DX stations who tend to work many thousands of contacts just don’t have time to return all those QSL cards. They’ll hire someone else to do it for them. On the air or their QRZ page might say “QSL via WB9XXX QSL Manager.” This means they’ve hired WB9XXX to handle their QSLs. They are not quite the same as a bureau QSL Manager but perform similar duties. The DX station might pay them a nominal fee for printing, postage, and supplies. There maybe more than one manager for a DX station too. The DX station will upload or send their logs to their managers who might upload them to the electronic services and take care of paper cards. The managers take care of verifying and replying to requests.
When sending your QSL to one of these managers, check both the DX station’s QRZ and the manager’s QRZ page for QSL requirements.
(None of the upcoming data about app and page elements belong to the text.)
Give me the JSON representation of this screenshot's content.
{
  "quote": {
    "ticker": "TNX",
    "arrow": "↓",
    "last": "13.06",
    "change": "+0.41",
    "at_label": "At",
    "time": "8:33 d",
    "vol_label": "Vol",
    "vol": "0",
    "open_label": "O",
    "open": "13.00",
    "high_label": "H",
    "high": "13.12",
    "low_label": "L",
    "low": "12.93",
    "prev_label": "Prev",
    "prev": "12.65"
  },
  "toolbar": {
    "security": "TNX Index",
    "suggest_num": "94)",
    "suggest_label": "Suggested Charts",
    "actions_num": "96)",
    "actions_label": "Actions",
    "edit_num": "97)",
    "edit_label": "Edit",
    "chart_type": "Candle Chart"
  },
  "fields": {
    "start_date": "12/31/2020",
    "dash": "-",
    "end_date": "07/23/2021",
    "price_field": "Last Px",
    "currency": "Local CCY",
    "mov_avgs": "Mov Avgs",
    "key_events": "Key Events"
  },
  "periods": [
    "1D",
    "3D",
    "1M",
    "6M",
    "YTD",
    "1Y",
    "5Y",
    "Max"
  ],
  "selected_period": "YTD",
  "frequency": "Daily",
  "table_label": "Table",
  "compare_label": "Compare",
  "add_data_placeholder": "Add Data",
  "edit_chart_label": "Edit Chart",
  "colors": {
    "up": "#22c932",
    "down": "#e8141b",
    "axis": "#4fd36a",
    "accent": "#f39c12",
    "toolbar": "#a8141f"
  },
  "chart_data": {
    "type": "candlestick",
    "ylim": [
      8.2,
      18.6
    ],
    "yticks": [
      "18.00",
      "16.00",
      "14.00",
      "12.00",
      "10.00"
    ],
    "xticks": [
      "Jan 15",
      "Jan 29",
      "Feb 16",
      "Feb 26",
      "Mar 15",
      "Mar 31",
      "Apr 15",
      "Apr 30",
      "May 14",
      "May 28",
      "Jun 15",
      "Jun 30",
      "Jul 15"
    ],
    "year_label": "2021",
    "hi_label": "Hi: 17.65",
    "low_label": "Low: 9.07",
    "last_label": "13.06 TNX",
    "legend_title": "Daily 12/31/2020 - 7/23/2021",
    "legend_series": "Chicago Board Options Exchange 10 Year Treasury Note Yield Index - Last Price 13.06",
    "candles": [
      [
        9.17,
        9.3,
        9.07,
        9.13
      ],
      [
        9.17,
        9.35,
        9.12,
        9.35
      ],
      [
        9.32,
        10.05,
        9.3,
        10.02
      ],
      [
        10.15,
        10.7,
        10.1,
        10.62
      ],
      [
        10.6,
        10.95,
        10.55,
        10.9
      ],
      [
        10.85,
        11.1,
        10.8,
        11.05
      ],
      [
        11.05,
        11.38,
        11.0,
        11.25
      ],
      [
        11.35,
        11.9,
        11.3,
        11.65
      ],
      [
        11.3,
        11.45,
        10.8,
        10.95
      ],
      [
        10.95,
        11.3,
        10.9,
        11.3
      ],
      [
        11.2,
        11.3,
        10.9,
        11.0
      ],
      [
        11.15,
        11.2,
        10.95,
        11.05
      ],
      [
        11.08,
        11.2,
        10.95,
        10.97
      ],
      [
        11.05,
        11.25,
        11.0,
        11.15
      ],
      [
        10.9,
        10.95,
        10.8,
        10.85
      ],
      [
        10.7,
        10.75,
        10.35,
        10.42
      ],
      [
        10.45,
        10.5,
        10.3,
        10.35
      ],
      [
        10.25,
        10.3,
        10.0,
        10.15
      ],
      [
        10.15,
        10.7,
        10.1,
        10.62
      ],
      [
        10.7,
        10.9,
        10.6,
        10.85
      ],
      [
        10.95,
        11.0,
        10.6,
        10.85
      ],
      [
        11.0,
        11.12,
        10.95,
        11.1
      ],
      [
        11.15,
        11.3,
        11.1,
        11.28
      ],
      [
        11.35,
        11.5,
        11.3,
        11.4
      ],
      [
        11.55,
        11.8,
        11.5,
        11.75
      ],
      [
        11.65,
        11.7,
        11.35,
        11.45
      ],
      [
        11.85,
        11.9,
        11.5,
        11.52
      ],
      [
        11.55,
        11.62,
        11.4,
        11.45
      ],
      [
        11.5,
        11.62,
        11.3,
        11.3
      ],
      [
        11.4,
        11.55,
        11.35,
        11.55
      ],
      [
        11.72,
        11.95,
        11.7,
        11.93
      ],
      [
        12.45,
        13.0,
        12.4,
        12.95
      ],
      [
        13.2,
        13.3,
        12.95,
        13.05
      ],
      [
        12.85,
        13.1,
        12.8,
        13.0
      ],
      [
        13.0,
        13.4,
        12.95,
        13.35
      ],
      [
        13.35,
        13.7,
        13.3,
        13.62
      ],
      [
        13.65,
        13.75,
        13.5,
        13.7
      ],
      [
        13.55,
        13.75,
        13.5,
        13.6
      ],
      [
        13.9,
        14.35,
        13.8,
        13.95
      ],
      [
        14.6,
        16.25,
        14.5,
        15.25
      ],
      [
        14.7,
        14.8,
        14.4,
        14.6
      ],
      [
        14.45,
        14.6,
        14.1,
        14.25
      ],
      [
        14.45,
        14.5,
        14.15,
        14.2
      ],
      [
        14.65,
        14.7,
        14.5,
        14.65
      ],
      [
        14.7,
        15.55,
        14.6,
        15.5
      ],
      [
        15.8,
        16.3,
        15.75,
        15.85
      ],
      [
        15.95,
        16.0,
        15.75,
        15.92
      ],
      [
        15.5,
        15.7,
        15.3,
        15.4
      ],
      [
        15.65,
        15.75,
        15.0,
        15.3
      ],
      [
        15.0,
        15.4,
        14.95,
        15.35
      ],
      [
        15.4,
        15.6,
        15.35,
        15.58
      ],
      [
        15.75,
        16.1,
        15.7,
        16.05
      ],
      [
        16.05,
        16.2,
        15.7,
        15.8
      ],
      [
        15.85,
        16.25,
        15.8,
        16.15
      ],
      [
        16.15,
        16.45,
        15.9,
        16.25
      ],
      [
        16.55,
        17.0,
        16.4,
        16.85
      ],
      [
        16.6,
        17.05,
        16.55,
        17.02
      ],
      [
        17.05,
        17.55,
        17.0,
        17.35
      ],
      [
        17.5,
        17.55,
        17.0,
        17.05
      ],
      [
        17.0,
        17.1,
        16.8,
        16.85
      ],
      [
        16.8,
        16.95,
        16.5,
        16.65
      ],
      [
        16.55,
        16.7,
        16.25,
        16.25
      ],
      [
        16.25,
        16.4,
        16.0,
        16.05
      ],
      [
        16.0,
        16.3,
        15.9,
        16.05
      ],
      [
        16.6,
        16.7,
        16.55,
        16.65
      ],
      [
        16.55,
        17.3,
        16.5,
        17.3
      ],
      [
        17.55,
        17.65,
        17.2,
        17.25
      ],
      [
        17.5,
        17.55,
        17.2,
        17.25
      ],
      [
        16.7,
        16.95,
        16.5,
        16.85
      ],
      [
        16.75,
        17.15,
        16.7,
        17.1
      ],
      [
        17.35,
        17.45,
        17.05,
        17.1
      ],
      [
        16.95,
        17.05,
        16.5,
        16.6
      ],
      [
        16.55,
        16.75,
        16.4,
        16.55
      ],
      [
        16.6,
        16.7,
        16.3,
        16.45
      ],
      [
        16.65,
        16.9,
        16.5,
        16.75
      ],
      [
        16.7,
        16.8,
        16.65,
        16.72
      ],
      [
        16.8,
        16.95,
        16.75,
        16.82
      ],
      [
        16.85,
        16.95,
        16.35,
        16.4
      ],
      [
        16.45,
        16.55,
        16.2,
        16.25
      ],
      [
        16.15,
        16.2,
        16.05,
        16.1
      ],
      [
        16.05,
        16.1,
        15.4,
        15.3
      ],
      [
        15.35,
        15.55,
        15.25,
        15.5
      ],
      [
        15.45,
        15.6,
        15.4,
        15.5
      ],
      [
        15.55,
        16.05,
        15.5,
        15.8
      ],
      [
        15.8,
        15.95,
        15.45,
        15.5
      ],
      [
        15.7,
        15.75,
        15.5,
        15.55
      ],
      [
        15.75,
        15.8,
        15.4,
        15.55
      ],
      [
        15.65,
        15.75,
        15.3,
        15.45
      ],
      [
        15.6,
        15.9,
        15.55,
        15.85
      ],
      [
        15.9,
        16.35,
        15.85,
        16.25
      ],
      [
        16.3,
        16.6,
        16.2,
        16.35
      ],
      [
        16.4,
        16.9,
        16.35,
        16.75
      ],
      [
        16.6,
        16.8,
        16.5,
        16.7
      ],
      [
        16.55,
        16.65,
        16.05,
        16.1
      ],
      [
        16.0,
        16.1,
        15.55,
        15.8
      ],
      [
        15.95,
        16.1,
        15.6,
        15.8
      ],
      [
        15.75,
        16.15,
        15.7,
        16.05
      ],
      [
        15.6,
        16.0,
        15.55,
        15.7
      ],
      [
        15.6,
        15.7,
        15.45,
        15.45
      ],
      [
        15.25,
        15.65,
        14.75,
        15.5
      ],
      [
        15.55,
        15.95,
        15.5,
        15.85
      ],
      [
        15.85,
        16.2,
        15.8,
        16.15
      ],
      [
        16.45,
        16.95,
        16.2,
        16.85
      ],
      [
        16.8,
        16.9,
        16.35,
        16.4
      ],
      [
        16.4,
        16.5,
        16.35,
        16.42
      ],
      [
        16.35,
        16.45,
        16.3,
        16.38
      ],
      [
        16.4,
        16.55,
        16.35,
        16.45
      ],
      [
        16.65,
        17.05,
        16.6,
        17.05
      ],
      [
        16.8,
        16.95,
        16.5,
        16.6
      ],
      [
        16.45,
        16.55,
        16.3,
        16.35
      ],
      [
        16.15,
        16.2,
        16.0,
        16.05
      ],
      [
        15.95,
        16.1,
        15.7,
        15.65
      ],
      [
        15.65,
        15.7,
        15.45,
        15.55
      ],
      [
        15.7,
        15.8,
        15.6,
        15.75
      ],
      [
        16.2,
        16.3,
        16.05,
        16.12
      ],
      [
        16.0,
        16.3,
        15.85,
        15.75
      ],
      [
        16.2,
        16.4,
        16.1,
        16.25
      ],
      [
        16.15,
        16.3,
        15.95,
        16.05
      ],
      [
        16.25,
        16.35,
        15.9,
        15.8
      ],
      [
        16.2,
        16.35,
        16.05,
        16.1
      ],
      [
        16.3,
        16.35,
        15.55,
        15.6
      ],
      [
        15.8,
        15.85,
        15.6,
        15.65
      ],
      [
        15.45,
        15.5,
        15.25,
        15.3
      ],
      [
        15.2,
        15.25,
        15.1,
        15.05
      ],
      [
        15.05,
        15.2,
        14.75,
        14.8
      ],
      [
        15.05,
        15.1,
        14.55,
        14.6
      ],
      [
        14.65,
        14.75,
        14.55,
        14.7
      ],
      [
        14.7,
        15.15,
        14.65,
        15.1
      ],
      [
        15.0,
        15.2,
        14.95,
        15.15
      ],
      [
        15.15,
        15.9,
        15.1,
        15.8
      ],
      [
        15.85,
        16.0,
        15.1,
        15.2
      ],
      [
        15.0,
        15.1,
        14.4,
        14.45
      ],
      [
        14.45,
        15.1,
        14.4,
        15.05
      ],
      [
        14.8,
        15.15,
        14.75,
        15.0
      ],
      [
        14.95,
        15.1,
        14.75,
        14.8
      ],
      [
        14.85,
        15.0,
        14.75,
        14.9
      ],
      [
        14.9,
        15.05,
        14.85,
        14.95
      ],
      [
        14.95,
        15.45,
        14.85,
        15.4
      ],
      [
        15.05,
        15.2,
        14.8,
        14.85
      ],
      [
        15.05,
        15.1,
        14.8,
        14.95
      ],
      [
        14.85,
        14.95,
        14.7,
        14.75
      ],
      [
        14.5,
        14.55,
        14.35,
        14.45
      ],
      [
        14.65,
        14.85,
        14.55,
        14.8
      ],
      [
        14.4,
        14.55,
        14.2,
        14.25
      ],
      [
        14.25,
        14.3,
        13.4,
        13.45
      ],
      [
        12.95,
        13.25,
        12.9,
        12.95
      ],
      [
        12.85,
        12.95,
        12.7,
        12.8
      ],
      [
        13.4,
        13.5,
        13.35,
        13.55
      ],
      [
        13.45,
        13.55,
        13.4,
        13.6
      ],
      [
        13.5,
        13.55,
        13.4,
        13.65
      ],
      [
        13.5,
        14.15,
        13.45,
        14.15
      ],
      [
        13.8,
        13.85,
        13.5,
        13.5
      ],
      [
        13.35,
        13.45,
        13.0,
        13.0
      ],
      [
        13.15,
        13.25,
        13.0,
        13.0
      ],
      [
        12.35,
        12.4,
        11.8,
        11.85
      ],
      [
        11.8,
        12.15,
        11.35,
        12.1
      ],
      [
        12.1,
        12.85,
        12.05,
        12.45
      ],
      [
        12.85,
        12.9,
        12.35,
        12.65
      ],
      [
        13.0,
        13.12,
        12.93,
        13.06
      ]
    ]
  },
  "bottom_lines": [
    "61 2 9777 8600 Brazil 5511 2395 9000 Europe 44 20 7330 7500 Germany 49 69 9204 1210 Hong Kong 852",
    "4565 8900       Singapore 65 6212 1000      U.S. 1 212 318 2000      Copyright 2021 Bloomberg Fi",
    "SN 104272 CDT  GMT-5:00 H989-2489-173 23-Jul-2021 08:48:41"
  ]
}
Send the QSL to the closest manager or one in your country if there are multiple. If you send the QSL request directly to the DX station, they may or may not forward the request to their manager.
The advantage of a QSL manager is a DX station might travel often, move frequently, or activate many different entities. The QSL manager serves as a consistent point of contact for QSLs. It eliminates the likelihood of your QSL getting missed if the station worked you last month had to move unexpectedly as part of their job. It’s usually quicker too because if the DX station is in another part of the world and their QSL manager is in the states, you’ll get your reply much quicker than waiting for international postal systems. This avoids corrupt postal systems too.
QRZ has a searchable database of QSL managers for DX stations. Put the DX call in the search and it will list their manager.
The other station may not want to deal with cards, postage, the bureau, computers, or corrupt entities… many reasons apply here. A station MAY NOT confirm your contact at all. Cards received at a bureau will be discarded.
Make your preferences known
If YOU want your QSLs handled a specific way or not at all, you need to make it abundantly clear on your QRZ profile and other usual places. Since it is personal preference, you may choose to refuse QSL Bureau cards, LoTW, and only will handle paper cards with or without return postage. Some only use LoTW so QSLing doesn’t cost them anything. Make a note stating something like ‘procedures not followed will not receive a return QSL,’ or ‘bureau cards will not be returned,’ ‘LOTW only,’ ‘NO QSL,’ etc.
Some stations you’ve contacted will not follow the preferences as outlined. They wanted to be friendly and send you a card even though you won’t reciprocate. It’s up to you to decide if you want to return their QSL.
Know that some stations simply cannot receive QSLs via certain methods. I’ve seen it posted on their QRZ page where a DX station lives in a country where the postal system is corrupt and will take anything of value (cash). Just because you want to use a certain method of QSLing doesn’t mean the other station will ever see your request due to corrupt governments, infrastructure, or geopolitical events. They’re doing you a favor by informing you so choose another method to send a QSL request or don’t send one at all.